In one of the squadrons, a wealthy lieutenant ordered medallions struck in solid bronze and presented them to his unit. O
ne of the young pilots placed the medallion in a small leather pouch that he wore around his neck. Shortly after acquiring the medallion, the pilot's aircraft was severely damaged by ground fire. He was forced to land behind enemy lines and was immediately captured by a German patrol. In order to discourage his escape, the Germans took all of his personal identification except for the small leather pouch around his neck. In the meantime, he was taken to a small French town near the front. He did indeed escape, however, he was without any identification. He succeeded in avoiding German patrols by donning civilian attire and reached the front lines. With great difficulty, he crossed no-man's land. Eventually, he stumbled onto a French outpost. Saboteurs had plagued the French in the sector. They sometimes masqueraded as civilians and wore civilian clothes. Not recognizing the young pilot's American accent, the French thought him to be a saboteur and made ready to execute him. He had no identification to prove his allegiance, but he did have his leather pouch containing the medallion. He showed the medallion to his would-be executioners and one of his French captors recognized the squadron insignia on the medallion. They delayed his execution long enough for him to confirm his identity. Instead of shooting him they gave him a bottle of wine.

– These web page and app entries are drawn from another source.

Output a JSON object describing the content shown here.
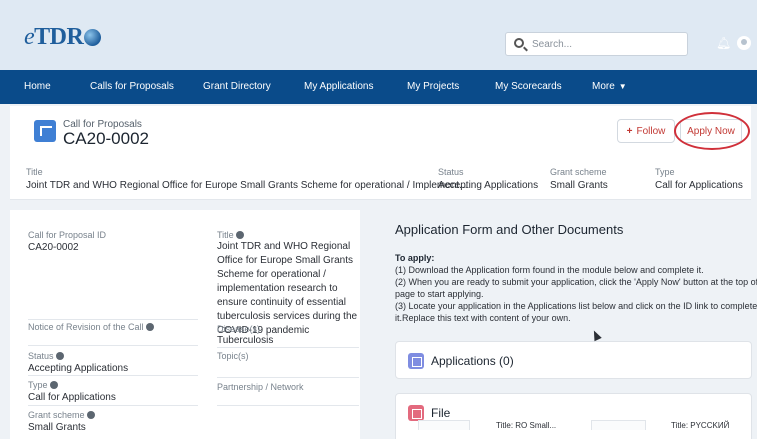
{
  "app": {
    "logo_prefix": "e",
    "logo_rest": "TDR"
  },
  "search": {
    "placeholder": "Search..."
  },
  "nav": {
    "items": [
      "Home",
      "Calls for Proposals",
      "Grant Directory",
      "My Applications",
      "My Projects",
      "My Scorecards",
      "More"
    ]
  },
  "record": {
    "object_type": "Call for Proposals",
    "name": "CA20-0002",
    "follow_label": "Follow",
    "apply_label": "Apply Now",
    "highlight_color": "#d0303a",
    "fields": {
      "title_label": "Title",
      "title_value": "Joint TDR and WHO Regional Office for Europe Small Grants Scheme for operational / Implement...",
      "status_label": "Status",
      "status_value": "Accepting Applications",
      "scheme_label": "Grant scheme",
      "scheme_value": "Small Grants",
      "type_label": "Type",
      "type_value": "Call for Applications"
    }
  },
  "details": {
    "id_label": "Call for Proposal ID",
    "id_value": "CA20-0002",
    "title_label": "Title",
    "title_value": "Joint TDR and WHO Regional Office for Europe Small Grants Scheme for operational / implementation research to ensure continuity of essential tuberculosis services during the COVID-19 pandemic",
    "notice_label": "Notice of Revision of the Call",
    "disease_label": "Disease(s)",
    "disease_value": "Tuberculosis",
    "status_label": "Status",
    "status_value": "Accepting Applications",
    "topic_label": "Topic(s)",
    "type_label": "Type",
    "type_value": "Call for Applications",
    "partnership_label": "Partnership / Network",
    "scheme_label": "Grant scheme",
    "scheme_value": "Small Grants"
  },
  "content": {
    "section_title": "Application Form and Other Documents",
    "to_apply": "To apply:",
    "steps": [
      "(1) Download the Application form found in the module below and complete it.",
      "(2) When you are ready to submit your application, click the 'Apply Now' button at the top of the",
      "page to start applying.",
      "(3) Locate your application in the Applications list below and click on the ID link to complete",
      "it.Replace this text with content of your own."
    ],
    "applications_title": "Applications (0)",
    "file_title": "File",
    "file_caption_1": "Title: RO Small...",
    "file_caption_2": "Title: PYCCKИЙ"
  },
  "colors": {
    "nav_bg": "#0a4b8a",
    "header_bg": "#dfe9f3",
    "record_icon": "#3f7fd4",
    "applications_icon": "#7f8de1",
    "file_icon": "#e36a7e",
    "action_text": "#c23934"
  },
  "icons": [
    "search-icon",
    "bell-icon",
    "user-avatar-icon",
    "chevron-down-icon",
    "record-type-icon",
    "info-icon",
    "applications-icon",
    "file-icon",
    "mouse-cursor-icon"
  ]
}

Back at his squadron, it became tradition to ensure that all members carried their medallion or coin at all times. This was accomplished through challenging in the following manner: a challenger would ask to see the medallion, if the challenged could not produce a medallion, they were required to buy a drink of choice for the member who challenged them. If the challenged member produced a medallion, then the challenger member was required to pay for the drink. This tradition continued throughout the war and for many years after the war while surviving members of the squadron were still alive. It has then become more popular in groups outside of the military but carries the same tradition as it once did.